Frontline World

Rough Cuts

The 2007 Annual National Academy of Television Arts and Sciences awarded one of its prestigious new broadband Emmy awards to FRONTLINE/World for "Libya: Out of the Shadow." The Academy also honored three other films from FRONTLINE/World's Rough Cut series with nominations. You can watch the video here online for free.

photo detail Libya is not the first place that springs to mind as a hot-ticket destination. But much has changed in the country in recent years as Libya and its leader Colonel Gaddafi have returned to the diplomatic fold. Who better to explore the mysteries of present-day Libya than our roving world-music reporter Marco Werman?

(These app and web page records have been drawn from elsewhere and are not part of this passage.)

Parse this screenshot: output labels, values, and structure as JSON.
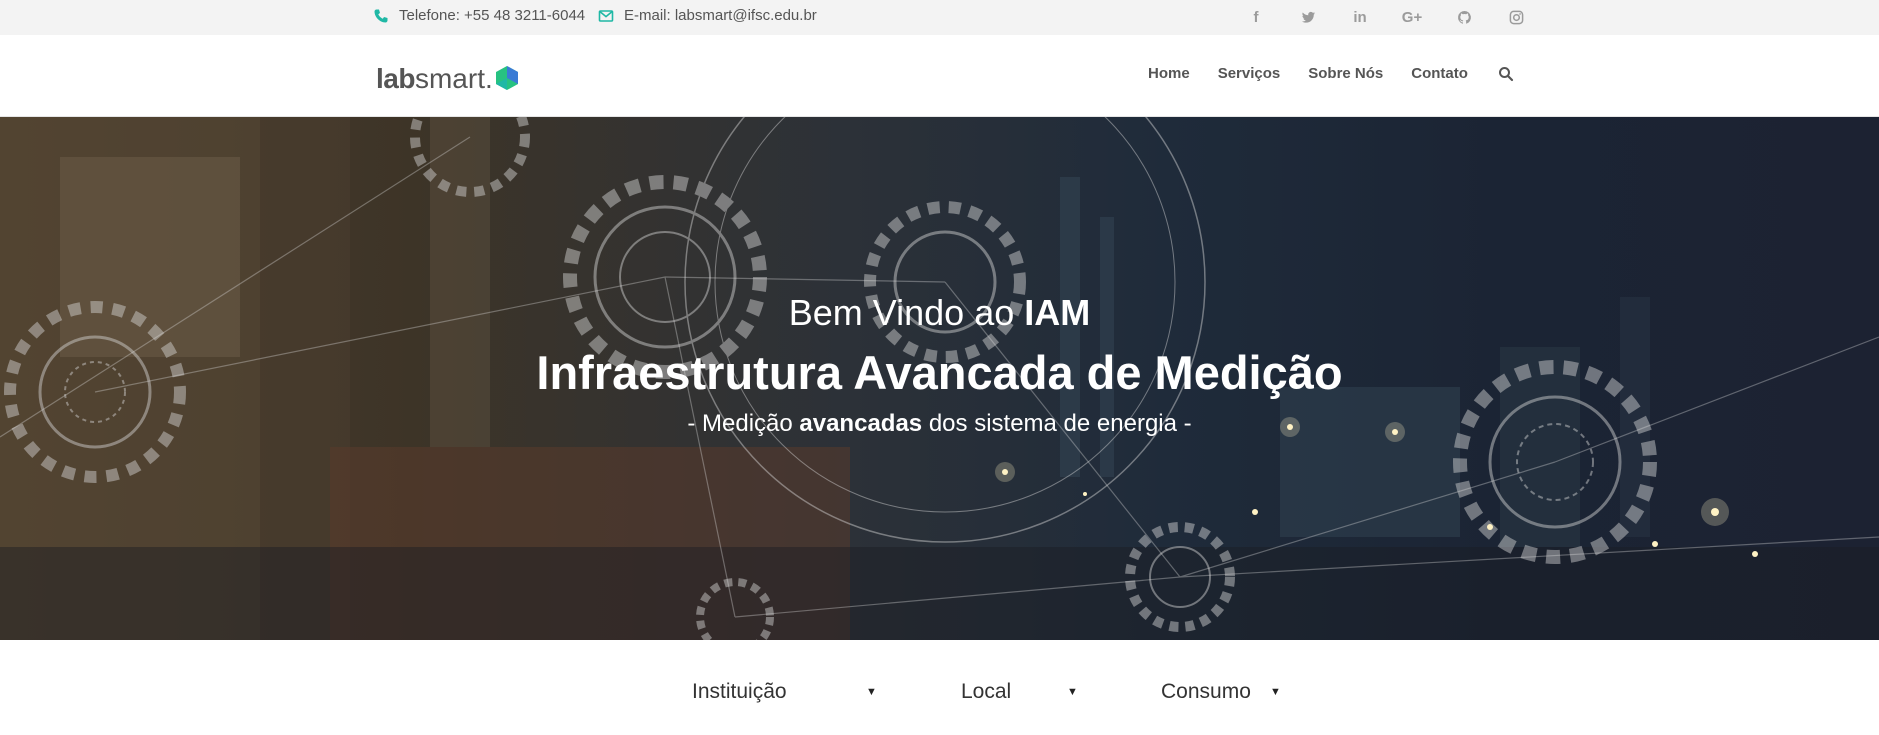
{
  "topbar": {
    "phone_label": "Telefone: +55 48 3211-6044",
    "email_label": "E-mail: labsmart@ifsc.edu.br",
    "social": [
      "facebook-icon",
      "twitter-icon",
      "linkedin-icon",
      "google-plus-icon",
      "github-icon",
      "instagram-icon"
    ],
    "social_glyphs": [
      "f",
      "",
      "in",
      "G+",
      "",
      ""
    ]
  },
  "header": {
    "logo_bold": "lab",
    "logo_rest": "smart.",
    "nav": [
      "Home",
      "Serviços",
      "Sobre Nós",
      "Contato"
    ]
  },
  "hero": {
    "line1_prefix": "Bem Vindo ao ",
    "line1_bold": "IAM",
    "title": "Infraestrutura Avancada de Medição",
    "sub_prefix": "- Medição ",
    "sub_bold": "avancadas",
    "sub_suffix": " dos sistema de energia -"
  },
  "filters": [
    {
      "label": "Instituição",
      "arrow": "▼"
    },
    {
      "label": "Local",
      "arrow": "▼"
    },
    {
      "label": "Consumo",
      "arrow": "▼"
    }
  ],
  "colors": {
    "accent": "#1fb8a5",
    "logo_blue": "#3a7bd5",
    "logo_green": "#27c281",
    "icon_gray": "#9b9b9b"
  }
}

And what better way to get inside the country than to tag along with the 10,000 astronomy enthusiasts who descended on Libya earlier this year to watch the solar eclipse? read more

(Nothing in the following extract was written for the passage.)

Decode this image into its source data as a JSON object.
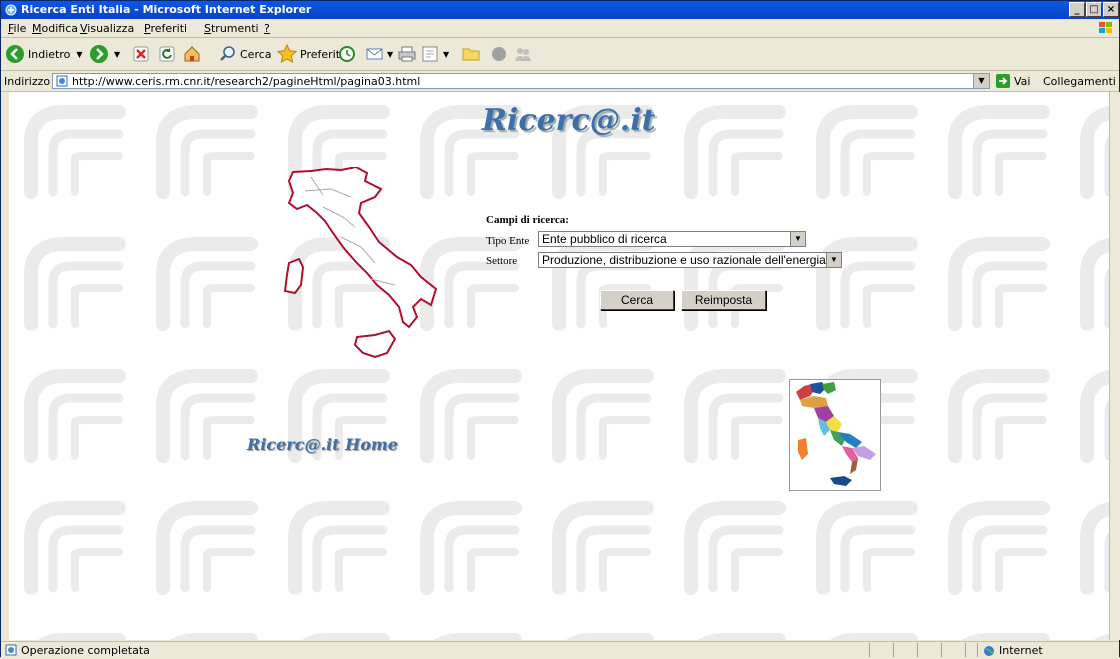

Watch the Nominated Stories Online:


photo detail Elvira Arellano is an illegal Mexican immigrant living in Chicago with a deportation order -- and a 7-year-old American-born son. As a first-generation Polish immigrant who lived in Chicago for nearly 25 years, reporter Marian Marzynski brings a unique perspective to the story of migration to the United States, interweaving Arelleno's story with Chicago's history as an immigrant city. read more
photo detail In this Rough Cut, producer Camille Servan-Schreiber and reporter Marco Werman go to Paris to talk to a multitude of rappers -- some successful, some rapping in their living rooms -- to find out what lay at the heart of last year's riots and how this anger has been expressed in today's rap rebellion. read more
photo detail What happens when three teenage girls living in Minnesota decide to visit the land of their birth? All three were adopted as infants from an orphanage in Calcutta, India. In this week's Rough Cut video, Sasha Khokha follows the girls back to South Asia, as they explore their roots, with curiosity and trepidation. read more

Watch More Recent Rough Cuts in the Series:

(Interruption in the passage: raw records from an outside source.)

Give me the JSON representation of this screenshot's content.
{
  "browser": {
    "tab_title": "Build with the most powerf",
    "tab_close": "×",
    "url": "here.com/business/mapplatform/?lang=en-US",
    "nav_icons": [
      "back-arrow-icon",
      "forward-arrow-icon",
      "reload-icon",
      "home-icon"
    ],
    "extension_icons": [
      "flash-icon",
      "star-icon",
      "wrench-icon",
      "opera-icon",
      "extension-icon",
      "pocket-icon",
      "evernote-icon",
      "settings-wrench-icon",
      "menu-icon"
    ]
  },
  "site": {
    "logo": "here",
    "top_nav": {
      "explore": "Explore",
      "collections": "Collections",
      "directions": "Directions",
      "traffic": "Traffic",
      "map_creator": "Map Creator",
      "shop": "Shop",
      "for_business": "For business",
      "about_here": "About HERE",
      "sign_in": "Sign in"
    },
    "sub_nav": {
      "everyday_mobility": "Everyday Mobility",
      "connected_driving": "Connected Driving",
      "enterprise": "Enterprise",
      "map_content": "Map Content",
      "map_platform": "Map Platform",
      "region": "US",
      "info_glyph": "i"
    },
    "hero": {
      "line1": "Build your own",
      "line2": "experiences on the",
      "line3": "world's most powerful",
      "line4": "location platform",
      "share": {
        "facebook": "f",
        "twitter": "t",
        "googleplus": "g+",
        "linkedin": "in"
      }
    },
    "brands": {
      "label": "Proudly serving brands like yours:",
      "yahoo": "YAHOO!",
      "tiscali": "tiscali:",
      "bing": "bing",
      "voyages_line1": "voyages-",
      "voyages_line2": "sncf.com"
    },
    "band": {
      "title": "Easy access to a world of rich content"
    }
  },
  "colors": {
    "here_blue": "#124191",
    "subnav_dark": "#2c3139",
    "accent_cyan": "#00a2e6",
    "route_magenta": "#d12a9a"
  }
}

photo detail "You must learn how to say no," booms Ugandan evangelical minister Martin Ssempa. "Say 'I do not want to have sex. I have chosen not to have sex.'" So begins this week's Rough Cut, which looks at the controversy over U.S. funding for AIDS relief in Africa. We meet Ssempa, preaching to a classroom of students in Uganda's capital, Kampala. He's among a growing number of voices in the country who are teaching an abstinence-only approach to combat the spread of HIV. read more
photo detail Frustrated by his country's lack of healthcare for the poor, especially those in rural areas, Dr. Edgar Rodas started an organization of volunteer Ecuadorian doctors who trek high into the Andes and deep into the Amazon, performing surgeries on a hospital truck and boat. Watch these dedicated doctors in action in our latest video about individuals trying to make a difference in the world. read more
photo detail While trekking in Nepal in 1998, American John Wood saw that many children couldn't afford to go to school and that schools in the poorest rural areas had a chronic shortage of books. It was a transformational experience for Wood that spurred him to start a literacy program called Room to Read. This week's Rough Cut tells the story of Wood's nonprofit that now helps to educate millions of children in the developing world and visits some of the Nepalese communities his program has helped. read more
photo detail Every family has its secrets. Josef Sawyer found his in a drawer. As a boy living in suburban Massachusetts during the 1980s, he found a videotape stored among a collection of home movies and photographs. Watching the tape, Sawyer witnessed a murky, chaotic scene: A group of ragged soldiers, drinking beer and shouting, were torturing a man. read more
photo detail Sakhalin Island is what international oilmen might call a "hardship post." It is on the very edge of the Russian Far East, the historic equivalent of America's Wild West. The narrow, 600-mile-long island is populated by only half a million people, and its seasons are severe even by Russian standards. But underneath the surface of the island and the surrounding seas is enough oil and gas to power the United States for as much as a decade. read more
photo detail In 2006, when my wife and I traveled to India to live and work, the one issue that kept grabbing our attention was northern India's deep cultural preference for sons over daughters. The desire for sons can be so great, that some families, after having a girl or two, will abort female fetuses until they bear a son. The practice is called female feticide or sex selection. read more

back to top